Start of Source material

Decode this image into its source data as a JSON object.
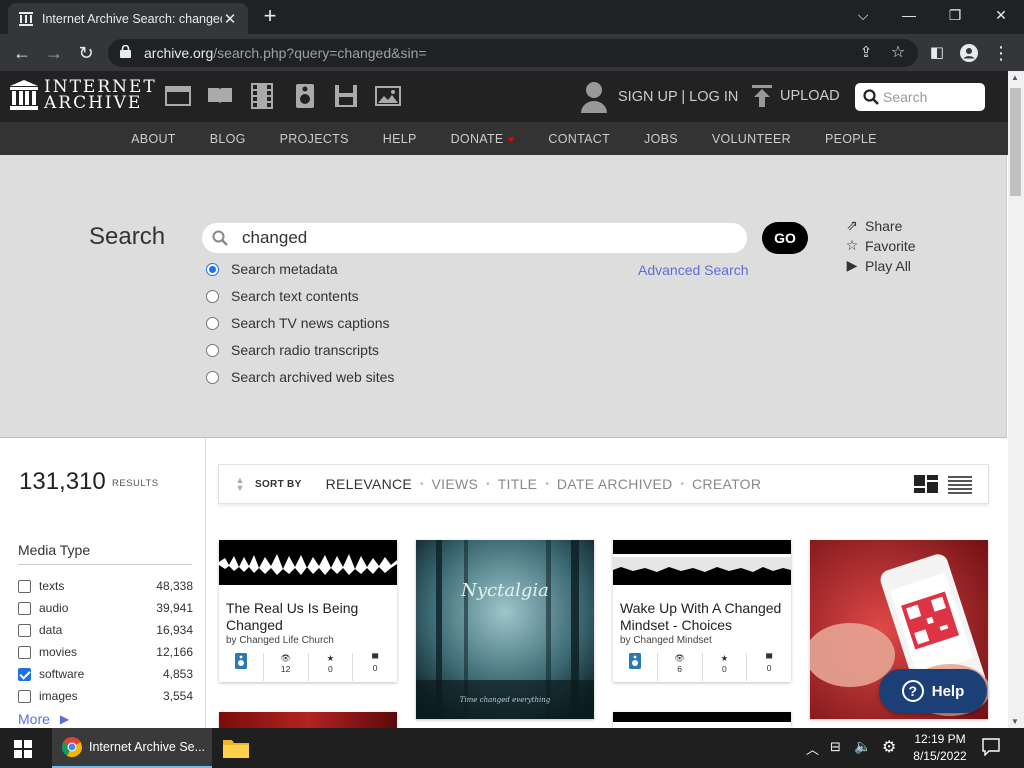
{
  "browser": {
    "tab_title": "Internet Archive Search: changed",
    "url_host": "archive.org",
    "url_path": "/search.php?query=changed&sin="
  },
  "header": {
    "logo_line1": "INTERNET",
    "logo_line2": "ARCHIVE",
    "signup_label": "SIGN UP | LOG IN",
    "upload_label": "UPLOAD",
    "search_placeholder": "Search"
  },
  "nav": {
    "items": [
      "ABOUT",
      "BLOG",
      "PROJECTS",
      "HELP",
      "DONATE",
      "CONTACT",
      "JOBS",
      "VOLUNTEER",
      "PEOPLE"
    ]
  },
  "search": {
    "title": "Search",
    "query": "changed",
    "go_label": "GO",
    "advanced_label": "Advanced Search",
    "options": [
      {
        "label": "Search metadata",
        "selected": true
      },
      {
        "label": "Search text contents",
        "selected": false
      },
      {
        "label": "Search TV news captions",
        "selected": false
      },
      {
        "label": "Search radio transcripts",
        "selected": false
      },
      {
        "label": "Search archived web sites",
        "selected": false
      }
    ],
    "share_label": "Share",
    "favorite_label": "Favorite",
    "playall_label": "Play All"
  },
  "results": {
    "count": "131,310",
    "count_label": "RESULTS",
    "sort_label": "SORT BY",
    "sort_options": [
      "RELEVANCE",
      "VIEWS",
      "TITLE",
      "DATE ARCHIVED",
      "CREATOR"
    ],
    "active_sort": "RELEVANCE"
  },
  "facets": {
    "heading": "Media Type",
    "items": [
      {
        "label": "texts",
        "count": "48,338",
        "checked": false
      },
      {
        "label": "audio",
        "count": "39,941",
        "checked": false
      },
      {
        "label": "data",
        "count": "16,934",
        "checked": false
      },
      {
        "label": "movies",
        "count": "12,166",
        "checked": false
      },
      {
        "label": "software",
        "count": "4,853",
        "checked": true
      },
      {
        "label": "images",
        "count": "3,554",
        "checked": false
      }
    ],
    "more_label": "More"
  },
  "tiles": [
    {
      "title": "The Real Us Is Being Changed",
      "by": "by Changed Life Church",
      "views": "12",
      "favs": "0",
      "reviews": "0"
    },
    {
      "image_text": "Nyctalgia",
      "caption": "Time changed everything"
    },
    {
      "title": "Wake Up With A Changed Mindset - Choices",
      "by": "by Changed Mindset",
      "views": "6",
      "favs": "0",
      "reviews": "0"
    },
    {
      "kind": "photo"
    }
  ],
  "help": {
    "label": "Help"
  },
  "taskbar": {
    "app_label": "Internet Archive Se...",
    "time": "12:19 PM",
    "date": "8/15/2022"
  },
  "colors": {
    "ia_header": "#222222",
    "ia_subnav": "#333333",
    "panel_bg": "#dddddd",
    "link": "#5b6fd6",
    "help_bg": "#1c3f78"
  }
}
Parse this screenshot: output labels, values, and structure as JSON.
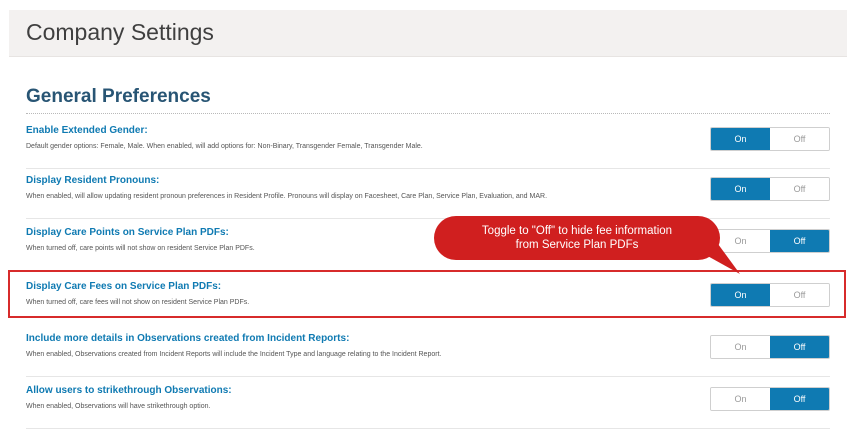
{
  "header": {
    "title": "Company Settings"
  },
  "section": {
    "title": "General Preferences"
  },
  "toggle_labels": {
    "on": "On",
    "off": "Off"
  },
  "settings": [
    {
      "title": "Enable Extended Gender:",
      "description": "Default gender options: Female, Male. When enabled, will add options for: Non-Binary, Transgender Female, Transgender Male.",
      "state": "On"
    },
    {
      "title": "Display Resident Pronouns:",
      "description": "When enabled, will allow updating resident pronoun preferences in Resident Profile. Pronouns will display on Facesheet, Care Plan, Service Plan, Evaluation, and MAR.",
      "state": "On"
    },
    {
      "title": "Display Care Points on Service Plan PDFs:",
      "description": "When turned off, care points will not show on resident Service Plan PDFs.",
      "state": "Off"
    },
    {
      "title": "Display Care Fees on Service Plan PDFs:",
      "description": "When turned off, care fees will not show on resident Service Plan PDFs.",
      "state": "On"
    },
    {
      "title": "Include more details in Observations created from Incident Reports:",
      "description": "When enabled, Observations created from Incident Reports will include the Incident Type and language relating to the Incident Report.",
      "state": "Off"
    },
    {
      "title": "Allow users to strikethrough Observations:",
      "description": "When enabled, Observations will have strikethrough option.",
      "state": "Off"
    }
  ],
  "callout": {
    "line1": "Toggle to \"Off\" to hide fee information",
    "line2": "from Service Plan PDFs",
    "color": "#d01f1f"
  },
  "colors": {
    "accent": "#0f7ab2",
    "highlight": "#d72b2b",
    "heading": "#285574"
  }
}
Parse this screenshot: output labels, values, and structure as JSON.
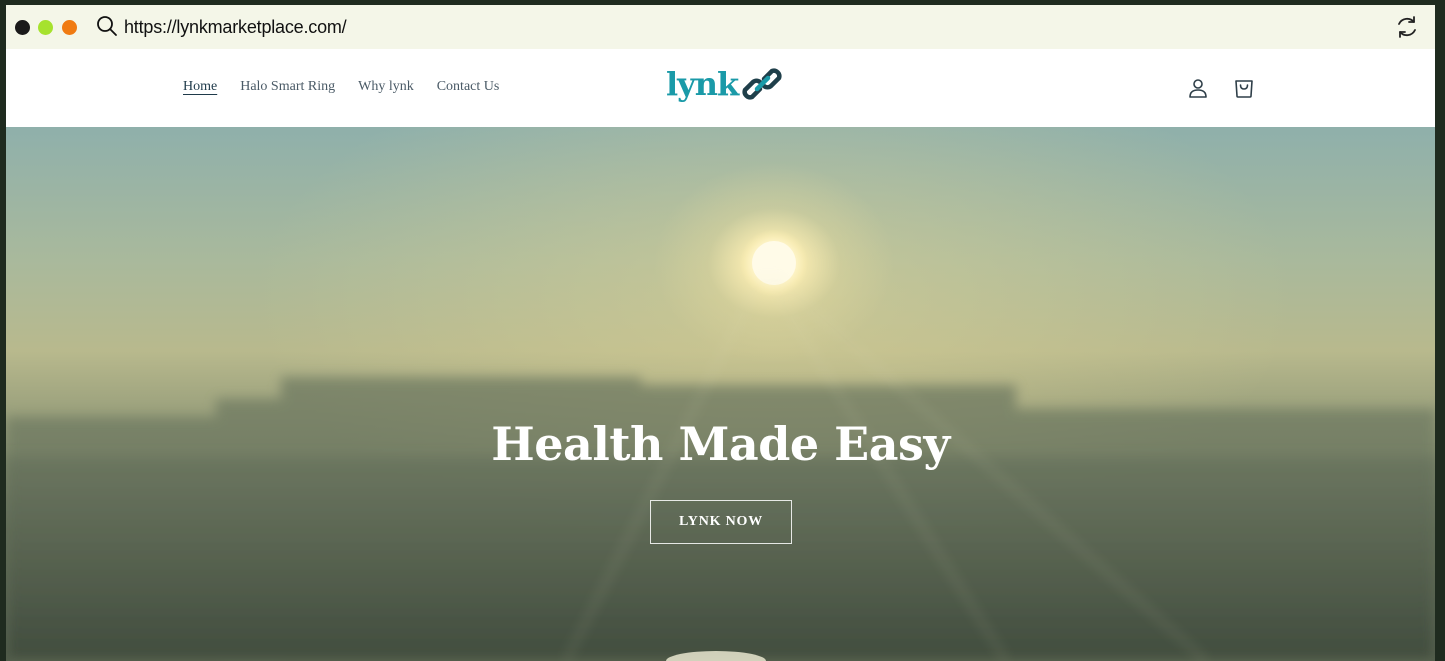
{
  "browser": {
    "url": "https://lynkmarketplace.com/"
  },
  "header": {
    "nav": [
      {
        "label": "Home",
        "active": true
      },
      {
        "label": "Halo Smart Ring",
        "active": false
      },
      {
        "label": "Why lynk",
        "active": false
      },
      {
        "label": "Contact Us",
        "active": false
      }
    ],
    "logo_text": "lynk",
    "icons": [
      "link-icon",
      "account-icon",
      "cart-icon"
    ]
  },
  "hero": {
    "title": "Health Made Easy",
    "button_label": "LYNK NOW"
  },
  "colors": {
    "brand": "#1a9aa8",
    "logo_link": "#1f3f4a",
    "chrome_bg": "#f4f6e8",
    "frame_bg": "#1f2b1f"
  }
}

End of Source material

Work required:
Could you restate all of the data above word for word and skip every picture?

Output:
Decode this image into its source data as a JSON object.
{
  "browser": {
    "tab_title": "Internet Archive Search: changed",
    "url_host": "archive.org",
    "url_path": "/search.php?query=changed&sin="
  },
  "header": {
    "logo_line1": "INTERNET",
    "logo_line2": "ARCHIVE",
    "signup_label": "SIGN UP | LOG IN",
    "upload_label": "UPLOAD",
    "search_placeholder": "Search"
  },
  "nav": {
    "items": [
      "ABOUT",
      "BLOG",
      "PROJECTS",
      "HELP",
      "DONATE",
      "CONTACT",
      "JOBS",
      "VOLUNTEER",
      "PEOPLE"
    ]
  },
  "search": {
    "title": "Search",
    "query": "changed",
    "go_label": "GO",
    "advanced_label": "Advanced Search",
    "options": [
      {
        "label": "Search metadata",
        "selected": true
      },
      {
        "label": "Search text contents",
        "selected": false
      },
      {
        "label": "Search TV news captions",
        "selected": false
      },
      {
        "label": "Search radio transcripts",
        "selected": false
      },
      {
        "label": "Search archived web sites",
        "selected": false
      }
    ],
    "share_label": "Share",
    "favorite_label": "Favorite",
    "playall_label": "Play All"
  },
  "results": {
    "count": "131,310",
    "count_label": "RESULTS",
    "sort_label": "SORT BY",
    "sort_options": [
      "RELEVANCE",
      "VIEWS",
      "TITLE",
      "DATE ARCHIVED",
      "CREATOR"
    ],
    "active_sort": "RELEVANCE"
  },
  "facets": {
    "heading": "Media Type",
    "items": [
      {
        "label": "texts",
        "count": "48,338",
        "checked": false
      },
      {
        "label": "audio",
        "count": "39,941",
        "checked": false
      },
      {
        "label": "data",
        "count": "16,934",
        "checked": false
      },
      {
        "label": "movies",
        "count": "12,166",
        "checked": false
      },
      {
        "label": "software",
        "count": "4,853",
        "checked": true
      },
      {
        "label": "images",
        "count": "3,554",
        "checked": false
      }
    ],
    "more_label": "More"
  },
  "tiles": [
    {
      "title": "The Real Us Is Being Changed",
      "by": "by Changed Life Church",
      "views": "12",
      "favs": "0",
      "reviews": "0"
    },
    {
      "image_text": "Nyctalgia",
      "caption": "Time changed everything"
    },
    {
      "title": "Wake Up With A Changed Mindset - Choices",
      "by": "by Changed Mindset",
      "views": "6",
      "favs": "0",
      "reviews": "0"
    },
    {
      "kind": "photo"
    }
  ],
  "help": {
    "label": "Help"
  },
  "taskbar": {
    "app_label": "Internet Archive Se...",
    "time": "12:19 PM",
    "date": "8/15/2022"
  },
  "colors": {
    "ia_header": "#222222",
    "ia_subnav": "#333333",
    "panel_bg": "#dddddd",
    "link": "#5b6fd6",
    "help_bg": "#1c3f78"
  }
}
Parse this screenshot: output labels, values, and structure as JSON.
{
  "header": {
    "title": "Company Settings"
  },
  "section": {
    "title": "General Preferences"
  },
  "toggle_labels": {
    "on": "On",
    "off": "Off"
  },
  "settings": [
    {
      "title": "Enable Extended Gender:",
      "description": "Default gender options: Female, Male. When enabled, will add options for: Non-Binary, Transgender Female, Transgender Male.",
      "state": "On"
    },
    {
      "title": "Display Resident Pronouns:",
      "description": "When enabled, will allow updating resident pronoun preferences in Resident Profile. Pronouns will display on Facesheet, Care Plan, Service Plan, Evaluation, and MAR.",
      "state": "On"
    },
    {
      "title": "Display Care Points on Service Plan PDFs:",
      "description": "When turned off, care points will not show on resident Service Plan PDFs.",
      "state": "Off"
    },
    {
      "title": "Display Care Fees on Service Plan PDFs:",
      "description": "When turned off, care fees will not show on resident Service Plan PDFs.",
      "state": "On"
    },
    {
      "title": "Include more details in Observations created from Incident Reports:",
      "description": "When enabled, Observations created from Incident Reports will include the Incident Type and language relating to the Incident Report.",
      "state": "Off"
    },
    {
      "title": "Allow users to strikethrough Observations:",
      "description": "When enabled, Observations will have strikethrough option.",
      "state": "Off"
    }
  ],
  "callout": {
    "line1": "Toggle to \"Off\" to hide fee information",
    "line2": "from Service Plan PDFs",
    "color": "#d01f1f"
  },
  "colors": {
    "accent": "#0f7ab2",
    "highlight": "#d72b2b",
    "heading": "#285574"
  }
}
Parse this screenshot: output labels, values, and structure as JSON.
{
  "browser": {
    "url": "https://lynkmarketplace.com/"
  },
  "header": {
    "nav": [
      {
        "label": "Home",
        "active": true
      },
      {
        "label": "Halo Smart Ring",
        "active": false
      },
      {
        "label": "Why lynk",
        "active": false
      },
      {
        "label": "Contact Us",
        "active": false
      }
    ],
    "logo_text": "lynk",
    "icons": [
      "link-icon",
      "account-icon",
      "cart-icon"
    ]
  },
  "hero": {
    "title": "Health Made Easy",
    "button_label": "LYNK NOW"
  },
  "colors": {
    "brand": "#1a9aa8",
    "logo_link": "#1f3f4a",
    "chrome_bg": "#f4f6e8",
    "frame_bg": "#1f2b1f"
  }
}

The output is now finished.